The Ottawa Conference 2014 just wrapped. In case you don’t know, the Ottawa Conference was developed nearly 30 years ago by Ian Hart and Ron Harden as a means to introduce and develop approaches to assessing health professions learners (See here for more details on the history of this conference.) Every two years the “Ottawa” Conference meets in a different international venue.
While listening to the plenary speakers at the 2014 Ottawa conference I was struck by how people can attend the same conference and have totally different experiences.
There I was, a humble member of the audience, standing at the back of the room with no space to sit. Trudie Roberts rose to give her keynote and spoke about the very hot topic of cheating in assessment. She discussed its nature, its frequency, the literature on the topic, and how to detect it. No doubt, her speech was well prepared, informative, and interesting.
Then during the question period, unbeknownst to her, she read an electronically submitted question from me! I was very excited!
However, in her follow-up answers, it became very clear to me that we were not attending the same conference. In her subsequent answers, she declared that the voices of Generation Y were missing from the conference and concluded that if we were to have better conversations about issues such as cheating, the millennials would need to show up.
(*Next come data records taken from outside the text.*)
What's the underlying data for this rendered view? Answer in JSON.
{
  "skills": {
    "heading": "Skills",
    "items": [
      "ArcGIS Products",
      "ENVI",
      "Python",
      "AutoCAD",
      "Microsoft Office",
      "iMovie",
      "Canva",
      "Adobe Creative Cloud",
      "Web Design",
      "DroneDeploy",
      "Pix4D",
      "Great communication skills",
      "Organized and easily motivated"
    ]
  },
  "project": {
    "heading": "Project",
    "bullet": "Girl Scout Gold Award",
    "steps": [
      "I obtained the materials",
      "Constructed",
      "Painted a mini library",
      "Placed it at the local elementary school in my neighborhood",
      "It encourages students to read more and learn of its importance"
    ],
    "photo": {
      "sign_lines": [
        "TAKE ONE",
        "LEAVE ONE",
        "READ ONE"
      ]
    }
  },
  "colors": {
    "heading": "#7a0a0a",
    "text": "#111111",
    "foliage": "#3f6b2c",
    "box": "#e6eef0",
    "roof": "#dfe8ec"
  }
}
The generations she thought missing were present. We were just in the cheap seats.
The view from the Cheap Seats
The conference was a collection of heavy-hitters and articulate scholars that have been writing the papers and giving the talks that informs my own research. Most of the time, I was torn between asking for autographs (of PDFs of their work) and striking up debate about areas in which I differed in opinion. And yet… for the most part I was unable to speak to them.
And so, when Dr. Roberts asked about the ‘missing’ Generation Y participants, I was initially affronted. She had asked my question, and then stated that my entire generation was missing from the Ottawa Conference discussions. Were we missing? Or were we overlooked?
There were a number of other young faculty members from the millennial generation around me, and we entertained ourselves in a meta-conversation about our absenteeism … via instant messaging, Facebook and text message.
Obviously, we were attending very different conferences. It’s no wonder that Dr. Roberts didn’t know I was there.
In Defence of my Generation
The following keynote had Glenn Regehr deliver a (controversial) argument about learners and teachers playing different games. (In many ways, my millennial-ness probably shows because I immediately thought about the analogies to the recent pop-culture sensation – the Hunger Games.)
His keynote discussed the nature of the medical education system and what happens when the learners we teach start using the rules/structures we create in ways that we did not anticipate. Each successive generation has always thought and wrote about the shortcomings of the next generation. And yet, Dr. Regehr states: “It’s NOT a generational problem.”
Dr. Regehr’s speech questioned the nature of the ‘game’ that we set forth when we design curricula, administer tests, or create systems. He asked: “What if they aren’t playing our game?” As stated very eloquently in the conference program “…perhaps the question we should be challenging ourselves with is not what educational strategies would ideally maximize the acquisition of goals, but rather how do we create willing partners in our students… [W]hat do our grand educational strategies reduce to if they don’t play along?”
In contrast to Dr. Roberts’ argument, depending on the perspective, the cheating medical student or resident can be seen as:
a) Rebels fighting an unfair and antiquated system,
b) Upstart rabble-rousers hell bent on causing chaos
c) Slackers looking for the easy way out,
d) Brilliant Disruptors that can help you find out where your system is vulnerable and where it can be ‘hacked’,
e) All of the Above,
f) None of the above.
As a milllenial that has actively written about this issue in the past and a freshly minted faculty member, I now find myself on the ‘other side.’ Being a faculty member makes it harder to see the student perspective.
From my liminal space, I have been advised to take note of my thoughts and quandaries while in this period of transition. How will I engage learners as partners rather than stakeholders to placate? Or as rebels fighting an arcane and out-dated system, rather than dastardly cheaters that need to be caught? Or as emerging education leaders watching from the back row of the auditorium, rather than the plenary speaker waxing philosophical about an absentee generation?
An Invitation to Generations Before (Gen Xers and Baby Boomers)
To the ICENet members interested in engaging learners and junior faculty members, I invite you to reach out and engage us. Find us in the back of the auditorium, come up and sit with us, talk with us.
Let’s find a way to bridge the inter-generational gap between new and experienced educators. Let’s grow together.
– Teresa Chan
Image via wikimedia commons